I see the smile before I see the rest of her. Like a Cheshire cat with dirty paws, my wife leaps down the steep trail. There’s no walloping just hollering. She, rather than my daughter, has become a trail runner by default.
Of course, seeing my wife so amped, I can’t crush the urge to rush into the very same jungle. I ignore the fact that the reason she ran on my behalf is because of a bung leg. I put it on the line, drop the family back at our hotel for another session of poolside lazing, and, in a very un-Cook Islands fashion, rush round the island to the trail head. It is nearing dusk, and I have images of a sunset viewed from atop the Needle. I start off gingerly, mindful of my leg. The trail rises sharply, repeatedly weaving over a bubbling river. If ever there was a trail that underfoot screamed ‘rolled ankle risk’, this is it. But I now have jungle fever and the injury is forgotten as I concentrate on footfall and pump the legs hard to reach the top. I’m doing something very un-Cook like: I’m rushing.
At the Needle, where only hours ago my wife was getting her first true taste of the trail, I scramble up the sheer sides and find what could easily be a sea eagles’ perch. The view over the island and across the ocean squeezes more air from my lungs, just as the sun drops below the horizon. I stop, I breathe. Maybe it was the waterfall with those healing properties, but my leg hasn’t complained once.
From up high, as tropical shadows cast across the jungle carpet, I reflect on what it is to run in the Cook Islands. The secret: slowing down. Time here is all about ‘The Art of Slow’. It takes time to remember, time to know people, time to gain trust, time to drive round the island, time to get served, time, time, time, everything takes time. But in taking time, the Cook Islands gives it back to you in spades. And if you’re not already a trail runner, it may just turn you into one by default. Cook Islands is magic like that.
This article first appeared in Trail Run Mag Edition #16, available as a FREE pdf download from www.trailrunmag.com/magazines
Cook Islands Running Festival
Although it’s not officially a cohesive festival, we’ll call it one. It includes the main Round Raro 31km run which loops the island and is run to raise money for local athletes to compete in New Zealand. Even for picky trail runners, it’s worth bustin the bitumen for this one as it’s a beautiful run, passing through all the villages and fringed by palm trees and sometimes crisp white beaches as you trot around. Plus there are several Hash Harrier events including a Round The Rock Relay and of course the Nutters Run.
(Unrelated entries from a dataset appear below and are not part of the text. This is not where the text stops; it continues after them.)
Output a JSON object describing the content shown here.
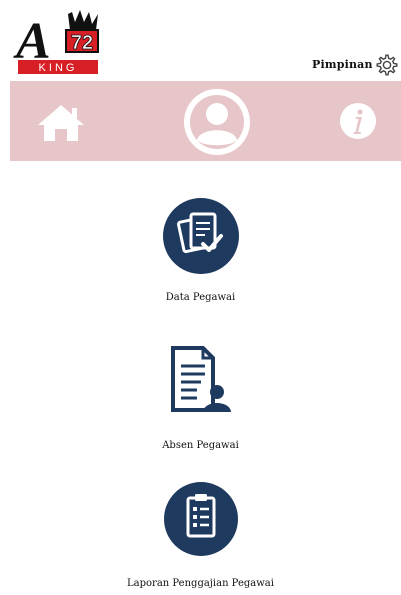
{
  "header": {
    "logo": {
      "brand_letter": "A",
      "brand_number": "72",
      "brand_word": "KING"
    },
    "role_label": "Pimpinan",
    "settings_icon": "gear-icon"
  },
  "nav": {
    "background_color": "#e6c6c8",
    "items": [
      {
        "icon": "home-icon"
      },
      {
        "icon": "user-avatar-icon"
      },
      {
        "icon": "info-icon"
      }
    ]
  },
  "menu": {
    "items": [
      {
        "label": "Data Pegawai",
        "icon": "documents-check-icon"
      },
      {
        "label": "Absen Pegawai",
        "icon": "document-person-icon"
      },
      {
        "label": "Laporan Penggajian Pegawai",
        "icon": "clipboard-list-icon"
      }
    ]
  },
  "colors": {
    "icon_navy": "#1f3a5f",
    "logo_red": "#d81f26",
    "nav_pink": "#e6c6c8"
  }
}
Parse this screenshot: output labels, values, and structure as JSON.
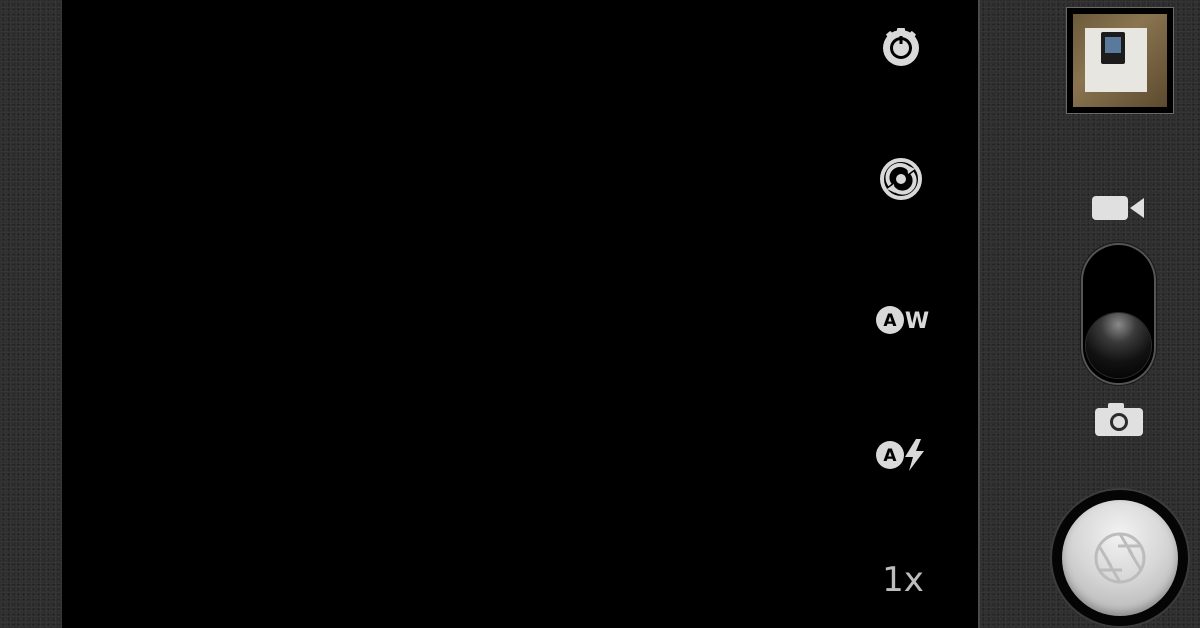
{
  "app": {
    "name": "Camera"
  },
  "settings_bar": {
    "items": [
      {
        "name": "camera-settings",
        "icon": "gear-icon"
      },
      {
        "name": "switch-camera",
        "icon": "switch-camera-icon"
      },
      {
        "name": "white-balance",
        "icon": "white-balance-auto-icon",
        "text": "AW"
      },
      {
        "name": "flash-mode",
        "icon": "flash-auto-icon",
        "text": "A"
      }
    ],
    "zoom_label": "1x"
  },
  "side_panel": {
    "thumbnail": {
      "icon": "last-photo-thumbnail"
    },
    "mode_switch": {
      "video_icon": "video-camera-icon",
      "photo_icon": "photo-camera-icon",
      "selected_mode": "photo"
    },
    "shutter": {
      "icon": "shutter-aperture-icon"
    }
  },
  "colors": {
    "viewfinder": "#000000",
    "panel_texture": "#2c2c2c",
    "icon_light": "#d9d9d9",
    "zoom_text": "#bdbdbd",
    "shutter_face": "#d7d7d7"
  }
}
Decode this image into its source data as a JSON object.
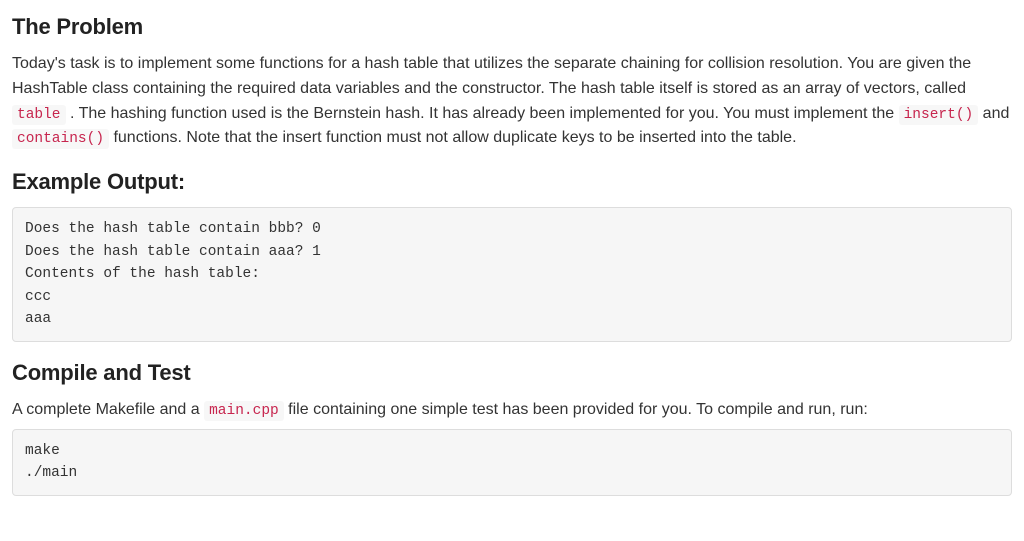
{
  "headings": {
    "problem": "The Problem",
    "example_output": "Example Output:",
    "compile_test": "Compile and Test"
  },
  "problem_text": {
    "part1": "Today's task is to implement some functions for a hash table that utilizes the separate chaining for collision resolution. You are given the HashTable class containing the required data variables and the constructor. The hash table itself is stored as an array of vectors, called ",
    "code_table": "table",
    "part2": " . The hashing function used is the Bernstein hash. It has already been implemented for you. You must implement the ",
    "code_insert": "insert()",
    "part3": " and ",
    "code_contains": "contains()",
    "part4": " functions. Note that the insert function must not allow duplicate keys to be inserted into the table."
  },
  "example_output_block": "Does the hash table contain bbb? 0\nDoes the hash table contain aaa? 1\nContents of the hash table:\nccc\naaa",
  "compile_text": {
    "part1": "A complete Makefile and a ",
    "code_main": "main.cpp",
    "part2": " file containing one simple test has been provided for you. To compile and run, run:"
  },
  "compile_block": "make\n./main"
}
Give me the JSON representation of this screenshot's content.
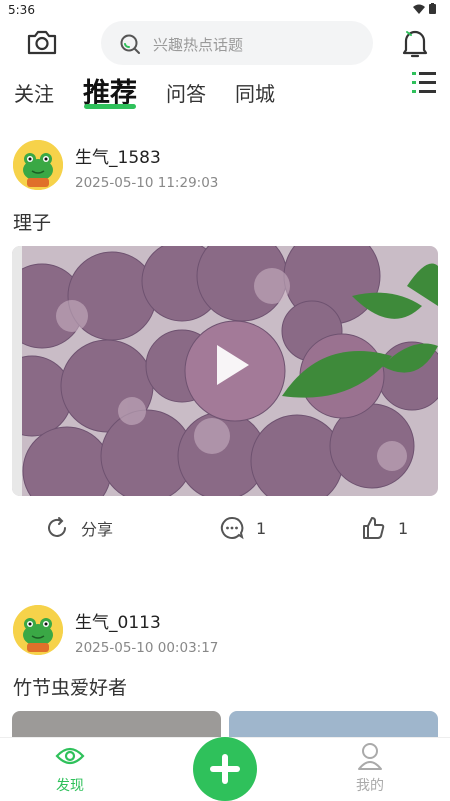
{
  "status": {
    "time": "5:36"
  },
  "header": {
    "search_placeholder": "兴趣热点话题",
    "tabs": [
      "关注",
      "推荐",
      "问答",
      "同城"
    ],
    "active_tab": "推荐"
  },
  "posts": [
    {
      "username": "生气_1583",
      "time": "2025-05-10 11:29:03",
      "content": "理子",
      "share_label": "分享",
      "comment_count": "1",
      "like_count": "1"
    },
    {
      "username": "生气_0113",
      "time": "2025-05-10 00:03:17",
      "content": "竹节虫爱好者"
    }
  ],
  "bottom_nav": {
    "discover": "发现",
    "me": "我的"
  },
  "colors": {
    "accent": "#2fc15b"
  }
}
This is an ideal target for a ‘running family’ be it one family member being the main addict, or all, because there is a run suitable for everyone (as shownb, even a non-runner can knock into the Nutters Run!) and plenty on island to do for the non-runners from diving, walking, riding to cruising the (extensive) cocktail menu. Importantly, this is a perfect family holiday destination as it is safe, logistics are easy, there is a lot to keep the kids entertained, food is great, and the locals friendly. It’s just one of ‘those’ places that locks in as an instant family tradition classic. Get here for it every September (17-23 September 2015, celebrating its 38th year).
Storytellers Eco Cycle Tours
Tour de Cooks: book your run holiday to paradise!
Tour de Trails is looking to organise a Tour de Cooks to coincide with the 2015 Run Festival, with all accommodation, food, on island transport, runs and other activities (including a Storyteller ride) inclusive. We can also arrange flights for you via our partnership with Flightcentre Active Travel if you wish. Accommodation will be a selection of high-end resort and mid range, according to budget.